If the relevant frequencies in the many-body system are small compared to , i.e., in the fast-driven regime that we are interested in, the power spectrum becomes flat, , corresponding to white noise. In that regime, averaging over timing-error realizations, the time evolution of the system is to leading order described by an effective Markovian Master equation with Lindblad operators , Gardiner and Zoller (2000)
The first term describes the controlled time evolution under the effective Hamiltonian discussed in the main text, consisting of the time-averaged Hamiltonian as well as the perturbation induced by Trotterization of strength . The fluctuating gate strengths, instead, lead to a heating of the system with a rate , i.e., suppressed by an additional factor . Thus, for times the influence of the timing error onto the dynamics is insignificant whereas for it becomes severe.
s2.2 Ensemble error

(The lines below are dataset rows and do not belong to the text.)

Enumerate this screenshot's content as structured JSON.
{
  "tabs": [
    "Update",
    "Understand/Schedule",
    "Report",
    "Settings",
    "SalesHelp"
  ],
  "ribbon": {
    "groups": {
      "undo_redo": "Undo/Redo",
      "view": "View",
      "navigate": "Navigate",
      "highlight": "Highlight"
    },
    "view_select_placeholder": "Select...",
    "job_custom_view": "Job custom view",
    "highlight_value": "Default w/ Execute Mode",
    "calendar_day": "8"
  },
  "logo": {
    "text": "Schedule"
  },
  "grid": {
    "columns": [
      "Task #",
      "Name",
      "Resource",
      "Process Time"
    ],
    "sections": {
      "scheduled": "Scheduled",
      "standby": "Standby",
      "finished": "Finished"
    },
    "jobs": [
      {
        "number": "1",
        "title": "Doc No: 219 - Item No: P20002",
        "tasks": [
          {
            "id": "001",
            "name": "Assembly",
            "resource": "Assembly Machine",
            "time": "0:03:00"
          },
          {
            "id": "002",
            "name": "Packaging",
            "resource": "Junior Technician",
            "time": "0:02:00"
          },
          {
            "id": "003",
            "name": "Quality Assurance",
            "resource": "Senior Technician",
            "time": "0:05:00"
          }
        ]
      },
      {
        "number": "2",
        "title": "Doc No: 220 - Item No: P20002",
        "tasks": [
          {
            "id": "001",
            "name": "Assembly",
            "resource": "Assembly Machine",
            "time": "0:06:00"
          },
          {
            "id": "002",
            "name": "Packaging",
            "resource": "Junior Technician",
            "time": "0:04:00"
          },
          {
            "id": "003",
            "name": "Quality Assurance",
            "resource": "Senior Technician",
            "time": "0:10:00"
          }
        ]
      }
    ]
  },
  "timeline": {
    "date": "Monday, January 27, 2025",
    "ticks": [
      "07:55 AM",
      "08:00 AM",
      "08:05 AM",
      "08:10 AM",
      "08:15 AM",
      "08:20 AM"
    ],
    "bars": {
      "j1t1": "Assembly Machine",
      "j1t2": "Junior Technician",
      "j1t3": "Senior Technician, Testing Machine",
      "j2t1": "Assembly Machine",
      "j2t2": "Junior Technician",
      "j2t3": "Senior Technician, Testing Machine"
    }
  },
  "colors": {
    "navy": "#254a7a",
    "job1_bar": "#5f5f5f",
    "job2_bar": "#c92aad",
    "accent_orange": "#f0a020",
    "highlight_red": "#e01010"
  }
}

While the timing error leads to fast fluctuations of gate strengths, gate errors may also be correlated over long times due to slowly drifting experimental parameters. In the limit of very slow drifts, the gate strength can be taken as constant within one experimental run but as randomly changing between runs. Such errors can be taken into account by sampling the time evolution over a family of Hamiltonians , where are independent random variables with vanishing mean that are assumed constant for each run. Each of these Hamiltonians will generate a time evolution under slightly modified gates . As opposed to the timing error, this ensemble error, however, does not lead to heating, but only averages the resulting expectation values over a range of slightly different Hamiltonians. In particular in the perturbative regime, this error will be rather benign, except when working in hypersensitive regimes where observables do not behave smoothly, such as close to quantum phase transitions.